### TRY IT
Nothing in the records may be altered; repeat them exactly.

### DATASET RECORDS
━━━━━━━━

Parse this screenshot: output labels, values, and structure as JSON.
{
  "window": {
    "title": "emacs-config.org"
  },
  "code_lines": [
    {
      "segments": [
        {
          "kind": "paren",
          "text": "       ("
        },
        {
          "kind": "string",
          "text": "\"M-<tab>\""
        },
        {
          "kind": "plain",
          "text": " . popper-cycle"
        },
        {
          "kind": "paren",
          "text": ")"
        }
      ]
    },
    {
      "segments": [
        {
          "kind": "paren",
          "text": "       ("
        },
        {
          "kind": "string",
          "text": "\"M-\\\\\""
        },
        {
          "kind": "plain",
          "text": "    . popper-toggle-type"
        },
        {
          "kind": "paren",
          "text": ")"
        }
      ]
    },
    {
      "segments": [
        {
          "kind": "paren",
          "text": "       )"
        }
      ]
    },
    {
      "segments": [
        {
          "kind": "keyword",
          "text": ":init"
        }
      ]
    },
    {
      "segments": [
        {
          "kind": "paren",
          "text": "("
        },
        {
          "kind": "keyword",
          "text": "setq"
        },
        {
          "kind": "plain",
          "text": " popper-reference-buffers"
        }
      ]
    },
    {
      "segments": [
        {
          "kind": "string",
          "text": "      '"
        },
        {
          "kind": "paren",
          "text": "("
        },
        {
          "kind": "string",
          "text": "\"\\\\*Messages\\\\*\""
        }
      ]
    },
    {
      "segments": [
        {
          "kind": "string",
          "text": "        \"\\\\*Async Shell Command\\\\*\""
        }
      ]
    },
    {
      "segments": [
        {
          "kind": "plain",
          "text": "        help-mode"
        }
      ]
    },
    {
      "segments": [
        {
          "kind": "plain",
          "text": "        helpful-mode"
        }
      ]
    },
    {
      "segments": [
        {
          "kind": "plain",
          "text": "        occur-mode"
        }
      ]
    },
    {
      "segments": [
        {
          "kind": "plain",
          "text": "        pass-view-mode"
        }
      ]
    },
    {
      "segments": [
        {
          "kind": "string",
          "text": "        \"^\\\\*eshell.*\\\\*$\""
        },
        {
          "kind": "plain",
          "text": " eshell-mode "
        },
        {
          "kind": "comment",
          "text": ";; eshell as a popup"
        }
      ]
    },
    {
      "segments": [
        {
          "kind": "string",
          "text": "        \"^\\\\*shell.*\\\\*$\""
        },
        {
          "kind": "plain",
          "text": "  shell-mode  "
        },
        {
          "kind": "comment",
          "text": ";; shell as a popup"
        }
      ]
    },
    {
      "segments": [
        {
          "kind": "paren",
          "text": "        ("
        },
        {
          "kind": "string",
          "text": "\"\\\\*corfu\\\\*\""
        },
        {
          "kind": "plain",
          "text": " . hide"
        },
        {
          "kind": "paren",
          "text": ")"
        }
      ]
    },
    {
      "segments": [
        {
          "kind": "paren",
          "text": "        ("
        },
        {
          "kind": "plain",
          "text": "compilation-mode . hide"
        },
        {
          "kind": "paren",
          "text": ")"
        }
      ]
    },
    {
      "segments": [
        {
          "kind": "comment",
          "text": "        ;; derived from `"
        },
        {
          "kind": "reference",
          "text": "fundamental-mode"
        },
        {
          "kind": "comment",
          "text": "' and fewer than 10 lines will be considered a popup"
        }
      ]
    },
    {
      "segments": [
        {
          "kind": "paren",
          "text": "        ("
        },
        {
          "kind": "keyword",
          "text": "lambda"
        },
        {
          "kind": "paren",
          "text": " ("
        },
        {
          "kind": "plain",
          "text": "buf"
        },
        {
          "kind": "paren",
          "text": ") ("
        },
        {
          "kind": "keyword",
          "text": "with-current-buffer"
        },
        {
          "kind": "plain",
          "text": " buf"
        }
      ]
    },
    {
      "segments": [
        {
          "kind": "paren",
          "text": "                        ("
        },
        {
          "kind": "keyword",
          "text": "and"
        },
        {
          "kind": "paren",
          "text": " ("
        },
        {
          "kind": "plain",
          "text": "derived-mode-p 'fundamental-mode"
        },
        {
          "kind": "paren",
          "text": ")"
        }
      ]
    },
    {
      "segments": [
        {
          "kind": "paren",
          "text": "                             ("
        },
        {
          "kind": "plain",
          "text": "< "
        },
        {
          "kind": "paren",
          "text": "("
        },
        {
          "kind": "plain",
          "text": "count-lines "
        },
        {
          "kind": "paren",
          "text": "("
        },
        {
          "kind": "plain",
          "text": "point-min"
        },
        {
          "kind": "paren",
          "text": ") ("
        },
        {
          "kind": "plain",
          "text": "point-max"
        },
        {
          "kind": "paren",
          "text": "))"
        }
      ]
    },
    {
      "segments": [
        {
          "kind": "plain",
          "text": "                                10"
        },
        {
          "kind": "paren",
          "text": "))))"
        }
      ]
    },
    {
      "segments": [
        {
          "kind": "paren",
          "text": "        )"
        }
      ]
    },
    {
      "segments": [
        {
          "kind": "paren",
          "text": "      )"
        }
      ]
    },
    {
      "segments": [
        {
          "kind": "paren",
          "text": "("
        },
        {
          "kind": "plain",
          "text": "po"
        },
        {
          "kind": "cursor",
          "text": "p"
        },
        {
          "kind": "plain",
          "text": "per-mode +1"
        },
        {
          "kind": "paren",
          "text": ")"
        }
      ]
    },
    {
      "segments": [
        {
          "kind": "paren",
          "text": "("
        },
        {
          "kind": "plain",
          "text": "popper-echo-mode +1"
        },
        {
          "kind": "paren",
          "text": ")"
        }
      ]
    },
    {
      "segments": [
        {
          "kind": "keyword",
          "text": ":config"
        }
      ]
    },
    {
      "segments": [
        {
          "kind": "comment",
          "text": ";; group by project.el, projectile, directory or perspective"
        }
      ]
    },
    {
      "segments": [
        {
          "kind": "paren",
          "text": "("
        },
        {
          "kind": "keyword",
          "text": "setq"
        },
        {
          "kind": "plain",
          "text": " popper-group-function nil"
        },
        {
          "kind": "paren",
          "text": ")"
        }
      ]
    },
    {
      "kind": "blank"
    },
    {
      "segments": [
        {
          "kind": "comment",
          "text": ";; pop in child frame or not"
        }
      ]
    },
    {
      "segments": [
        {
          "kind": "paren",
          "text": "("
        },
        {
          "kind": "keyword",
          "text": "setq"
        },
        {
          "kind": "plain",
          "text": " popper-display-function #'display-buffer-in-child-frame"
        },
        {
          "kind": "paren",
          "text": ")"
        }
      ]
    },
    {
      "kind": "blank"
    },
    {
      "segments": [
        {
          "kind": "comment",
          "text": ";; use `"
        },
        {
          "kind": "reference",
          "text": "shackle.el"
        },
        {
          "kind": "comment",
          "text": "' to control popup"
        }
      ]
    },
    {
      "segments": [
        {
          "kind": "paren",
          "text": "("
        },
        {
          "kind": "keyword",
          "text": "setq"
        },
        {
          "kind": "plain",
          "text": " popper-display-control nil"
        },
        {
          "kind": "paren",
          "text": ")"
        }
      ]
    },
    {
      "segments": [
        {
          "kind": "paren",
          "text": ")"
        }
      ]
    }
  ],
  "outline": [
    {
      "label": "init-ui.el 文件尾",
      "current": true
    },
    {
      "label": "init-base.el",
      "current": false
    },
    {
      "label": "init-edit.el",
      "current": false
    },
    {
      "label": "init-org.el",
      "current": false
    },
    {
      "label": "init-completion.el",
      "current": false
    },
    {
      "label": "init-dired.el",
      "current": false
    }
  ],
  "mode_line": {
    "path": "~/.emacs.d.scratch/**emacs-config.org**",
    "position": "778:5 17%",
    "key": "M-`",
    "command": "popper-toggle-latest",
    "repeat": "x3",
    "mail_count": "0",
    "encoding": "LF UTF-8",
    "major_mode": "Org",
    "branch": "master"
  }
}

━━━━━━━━

### RESULT OF THE EXERCISE
Parse this screenshot: output labels, values, and structure as JSON.
{
  "window": {
    "title": "emacs-config.org"
  },
  "code_lines": [
    {
      "segments": [
        {
          "kind": "paren",
          "text": "       ("
        },
        {
          "kind": "string",
          "text": "\"M-<tab>\""
        },
        {
          "kind": "plain",
          "text": " . popper-cycle"
        },
        {
          "kind": "paren",
          "text": ")"
        }
      ]
    },
    {
      "segments": [
        {
          "kind": "paren",
          "text": "       ("
        },
        {
          "kind": "string",
          "text": "\"M-\\\\\""
        },
        {
          "kind": "plain",
          "text": "    . popper-toggle-type"
        },
        {
          "kind": "paren",
          "text": ")"
        }
      ]
    },
    {
      "segments": [
        {
          "kind": "paren",
          "text": "       )"
        }
      ]
    },
    {
      "segments": [
        {
          "kind": "keyword",
          "text": ":init"
        }
      ]
    },
    {
      "segments": [
        {
          "kind": "paren",
          "text": "("
        },
        {
          "kind": "keyword",
          "text": "setq"
        },
        {
          "kind": "plain",
          "text": " popper-reference-buffers"
        }
      ]
    },
    {
      "segments": [
        {
          "kind": "string",
          "text": "      '"
        },
        {
          "kind": "paren",
          "text": "("
        },
        {
          "kind": "string",
          "text": "\"\\\\*Messages\\\\*\""
        }
      ]
    },
    {
      "segments": [
        {
          "kind": "string",
          "text": "        \"\\\\*Async Shell Command\\\\*\""
        }
      ]
    },
    {
      "segments": [
        {
          "kind": "plain",
          "text": "        help-mode"
        }
      ]
    },
    {
      "segments": [
        {
          "kind": "plain",
          "text": "        helpful-mode"
        }
      ]
    },
    {
      "segments": [
        {
          "kind": "plain",
          "text": "        occur-mode"
        }
      ]
    },
    {
      "segments": [
        {
          "kind": "plain",
          "text": "        pass-view-mode"
        }
      ]
    },
    {
      "segments": [
        {
          "kind": "string",
          "text": "        \"^\\\\*eshell.*\\\\*$\""
        },
        {
          "kind": "plain",
          "text": " eshell-mode "
        },
        {
          "kind": "comment",
          "text": ";; eshell as a popup"
        }
      ]
    },
    {
      "segments": [
        {
          "kind": "string",
          "text": "        \"^\\\\*shell.*\\\\*$\""
        },
        {
          "kind": "plain",
          "text": "  shell-mode  "
        },
        {
          "kind": "comment",
          "text": ";; shell as a popup"
        }
      ]
    },
    {
      "segments": [
        {
          "kind": "paren",
          "text": "        ("
        },
        {
          "kind": "string",
          "text": "\"\\\\*corfu\\\\*\""
        },
        {
          "kind": "plain",
          "text": " . hide"
        },
        {
          "kind": "paren",
          "text": ")"
        }
      ]
    },
    {
      "segments": [
        {
          "kind": "paren",
          "text": "        ("
        },
        {
          "kind": "plain",
          "text": "compilation-mode . hide"
        },
        {
          "kind": "paren",
          "text": ")"
        }
      ]
    },
    {
      "segments": [
        {
          "kind": "comment",
          "text": "        ;; derived from `"
        },
        {
          "kind": "reference",
          "text": "fundamental-mode"
        },
        {
          "kind": "comment",
          "text": "' and fewer than 10 lines will be considered a popup"
        }
      ]
    },
    {
      "segments": [
        {
          "kind": "paren",
          "text": "        ("
        },
        {
          "kind": "keyword",
          "text": "lambda"
        },
        {
          "kind": "paren",
          "text": " ("
        },
        {
          "kind": "plain",
          "text": "buf"
        },
        {
          "kind": "paren",
          "text": ") ("
        },
        {
          "kind": "keyword",
          "text": "with-current-buffer"
        },
        {
          "kind": "plain",
          "text": " buf"
        }
      ]
    },
    {
      "segments": [
        {
          "kind": "paren",
          "text": "                        ("
        },
        {
          "kind": "keyword",
          "text": "and"
        },
        {
          "kind": "paren",
          "text": " ("
        },
        {
          "kind": "plain",
          "text": "derived-mode-p 'fundamental-mode"
        },
        {
          "kind": "paren",
          "text": ")"
        }
      ]
    },
    {
      "segments": [
        {
          "kind": "paren",
          "text": "                             ("
        },
        {
          "kind": "plain",
          "text": "< "
        },
        {
          "kind": "paren",
          "text": "("
        },
        {
          "kind": "plain",
          "text": "count-lines "
        },
        {
          "kind": "paren",
          "text": "("
        },
        {
          "kind": "plain",
          "text": "point-min"
        },
        {
          "kind": "paren",
          "text": ") ("
        },
        {
          "kind": "plain",
          "text": "point-max"
        },
        {
          "kind": "paren",
          "text": "))"
        }
      ]
    },
    {
      "segments": [
        {
          "kind": "plain",
          "text": "                                10"
        },
        {
          "kind": "paren",
          "text": "))))"
        }
      ]
    },
    {
      "segments": [
        {
          "kind": "paren",
          "text": "        )"
        }
      ]
    },
    {
      "segments": [
        {
          "kind": "paren",
          "text": "      )"
        }
      ]
    },
    {
      "segments": [
        {
          "kind": "paren",
          "text": "("
        },
        {
          "kind": "plain",
          "text": "po"
        },
        {
          "kind": "cursor",
          "text": "p"
        },
        {
          "kind": "plain",
          "text": "per-mode +1"
        },
        {
          "kind": "paren",
          "text": ")"
        }
      ]
    },
    {
      "segments": [
        {
          "kind": "paren",
          "text": "("
        },
        {
          "kind": "plain",
          "text": "popper-echo-mode +1"
        },
        {
          "kind": "paren",
          "text": ")"
        }
      ]
    },
    {
      "segments": [
        {
          "kind": "keyword",
          "text": ":config"
        }
      ]
    },
    {
      "segments": [
        {
          "kind": "comment",
          "text": ";; group by project.el, projectile, directory or perspective"
        }
      ]
    },
    {
      "segments": [
        {
          "kind": "paren",
          "text": "("
        },
        {
          "kind": "keyword",
          "text": "setq"
        },
        {
          "kind": "plain",
          "text": " popper-group-function nil"
        },
        {
          "kind": "paren",
          "text": ")"
        }
      ]
    },
    {
      "kind": "blank"
    },
    {
      "segments": [
        {
          "kind": "comment",
          "text": ";; pop in child frame or not"
        }
      ]
    },
    {
      "segments": [
        {
          "kind": "paren",
          "text": "("
        },
        {
          "kind": "keyword",
          "text": "setq"
        },
        {
          "kind": "plain",
          "text": " popper-display-function #'display-buffer-in-child-frame"
        },
        {
          "kind": "paren",
          "text": ")"
        }
      ]
    },
    {
      "kind": "blank"
    },
    {
      "segments": [
        {
          "kind": "comment",
          "text": ";; use `"
        },
        {
          "kind": "reference",
          "text": "shackle.el"
        },
        {
          "kind": "comment",
          "text": "' to control popup"
        }
      ]
    },
    {
      "segments": [
        {
          "kind": "paren",
          "text": "("
        },
        {
          "kind": "keyword",
          "text": "setq"
        },
        {
          "kind": "plain",
          "text": " popper-display-control nil"
        },
        {
          "kind": "paren",
          "text": ")"
        }
      ]
    },
    {
      "segments": [
        {
          "kind": "paren",
          "text": ")"
        }
      ]
    }
  ],
  "outline": [
    {
      "label": "init-ui.el 文件尾",
      "current": true
    },
    {
      "label": "init-base.el",
      "current": false
    },
    {
      "label": "init-edit.el",
      "current": false
    },
    {
      "label": "init-org.el",
      "current": false
    },
    {
      "label": "init-completion.el",
      "current": false
    },
    {
      "label": "init-dired.el",
      "current": false
    }
  ],
  "mode_line": {
    "path": "~/.emacs.d.scratch/**emacs-config.org**",
    "position": "778:5 17%",
    "key": "M-`",
    "command": "popper-toggle-latest",
    "repeat": "x3",
    "mail_count": "0",
    "encoding": "LF UTF-8",
    "major_mode": "Org",
    "branch": "master"
  }
}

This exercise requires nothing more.